The new Coen Brothers' film
opens with a long-take close-up of Llewyn Davis (Oscar Isaac), surrounded by pitch-black darkness on the right side, his angular face bathed in a spotlight's stream on the left. He casts his eyes down as he sings a downbeat folk tune into a chrome microphone-the first visual cue of
Inside Llewyn Davis
' era, 1961. As the camera lingers, we can observe Isaac's face closely: the mop of curly black hair, his distinctive nose, the coarse beard. The Coens let their audience soak up everything about the shot before they cut away to reveal the rest of the scene: a subdued audience sitting at petite wooden tables littered with espresso cups and saucers and ashtrays, cigarette smoke trails up into the dank basement air of the famed Gaslight Café. Llewyn sits onstage on a wooden chair planted in the center of a shabby oriental rug. He strums an acoustic guitar.
During the various full-length onscreen songs in
(certainly not a musical), the camera's cuts create tremendous motion in otherwise motionless performances. The same principle applies, to an extent, to the film's main character; he's doing something but he's not going anywhere.
Llewyn is one-half of a broken folk duo, now striking out on his own with a solo record. We're not sure of the fate of his former partner, Mikey, but everyone misses him, especially in comparison to Llewyn, who relies less on the good will of others than on outright mooching. He's without a permanent bed in New York City, so he crashes wherever he can wrangle a night on the couch. This includes Jim and Jean's place (Justin Timberlake and Carey Mulligan, respectively), though Jean has unvarnished contempt for Llewyn.
We soon learn why: She's pregnant.

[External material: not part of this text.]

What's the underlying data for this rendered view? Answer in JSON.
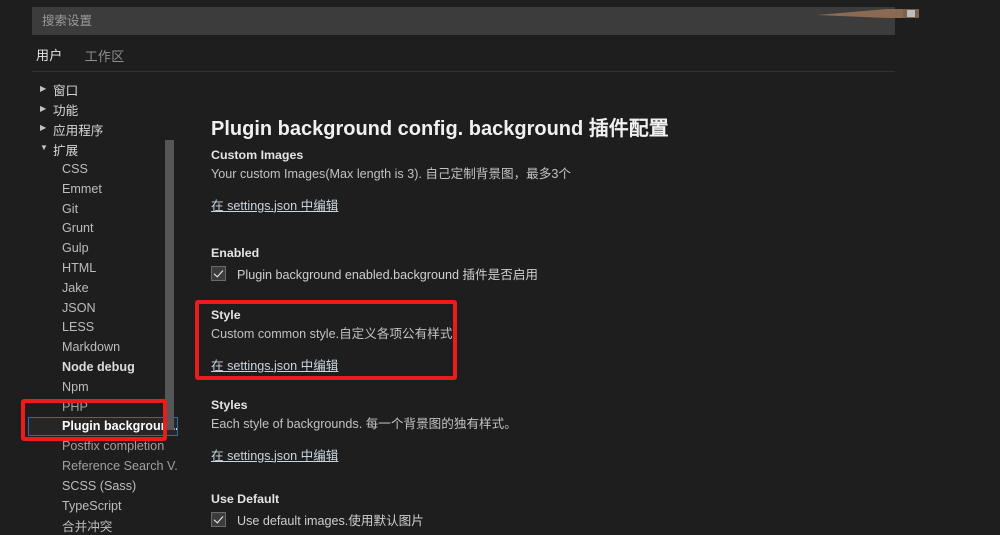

It could be Jim's baby-in which case she would want it-but it could be Llewyn's, a prospect that makes her fume. "You should be wearing condom on condom, then wrap it in electric tape," Jean admonishes furiously. Llewyn, ineffectual and self-centered, comes back that it takes two to tango, but Jean bulldozes his reply. She calls him "King Midas' idiot brother." He has to pay for the abortion, and he can't tell Jim.
This setup vaguely propels the plot of
Inside Llewyn Davis,
A Serious Man
O Brother, Where Art Thou?
. Llewyn, our antihero, drifts from apartment to apartment over perhaps a week, his search for money and a couch introducing us to new characters along the way. There's his wizened, penny-pinching agent, Mel (Jerry Grayson), a hunched-over Jewish man with a tottering secretary (the two of them comically bicker in a burst of dialogue that exemplifies the Coens' writing). There's sunny, ever-polite Troy Nelson (Stark Sands), a private on leave from Fort Dix who sheds his Army duds to sing folk music (he, Jim, and Jean harmonize during a rendition of "Five Hundred Miles" at the Gaslight). There's vociferous yet sleepy Roland Turner (John Goodman), a snarling jazz musician cruising to Chicago with a near-mute valet (Garrett Hedlund) who only breaks his silence to recite Beat poetry. And there are the Gorfeins (Ethan Phillips and Robin Bartlett), an academic couple who always welcome Llewyn to stay overnight or for dinner in exchange for showing off "their folk-music friend" to their rotating cast of dinner guests.
The assorted characters and settings don't exactly compose another retelling of
, though the Coens work in a reference to it, but the pervasiveness of music in
and its meticulously curated sets recall
. T Bone Burnett produced the soundtrack for both films, and the music forms essential plot points in both. To summon Greenwich Village-circa-1960s musical culture, Burnett draws on big-time modern names in folk and bluegrass like Chris Thile, Marcus Mumford, and Chris Eldridge. Isaac performs several songs himself, his voice gritty but approachable.
, the music seems even more central than in
; it's Llewyn's only identifiable driving force. He's otherwise aimless. After ping-ponging around New York, trying to scrape together money for Jean's abortion, playing the occasional gig, he receives some unexpected news and hitches a ride to Chicago. He runs into hurdle after hurdle and seldom clears a one, instead just going around them.
The movie meanders, pleasantly so. It's enough to simply take in the '60s textures the Coens present to us: Llewyn's corduroy jacket, the many beards and eyeglasses framing the faces of minor characters, scratchy low-seated lounge chairs, turtleneck sweaters and tweed, stacks of vinyl records. (The film is loosely based on folk singer Dave Van Ronk's memoir,
The Mayor of MacDougal Street
; Van Ronk's ex-wife, Terri Thal, has expressed contention with the film's accuracy in its portrayal of the '60s folk revival.)
But we can detect that there's something greater at work than just a reproduction of the era. When Llewyn comments on the song he sings at the film's opening, "Hang Me, Oh Hang Me," he describes it as a quintessential folk song, "it's never new and it doesn't get old." His plight, in its way, is timeless. His story (or lack thereof) resonates with those who feel or have become stalled, for those who feel powerless to shift into a higher gear.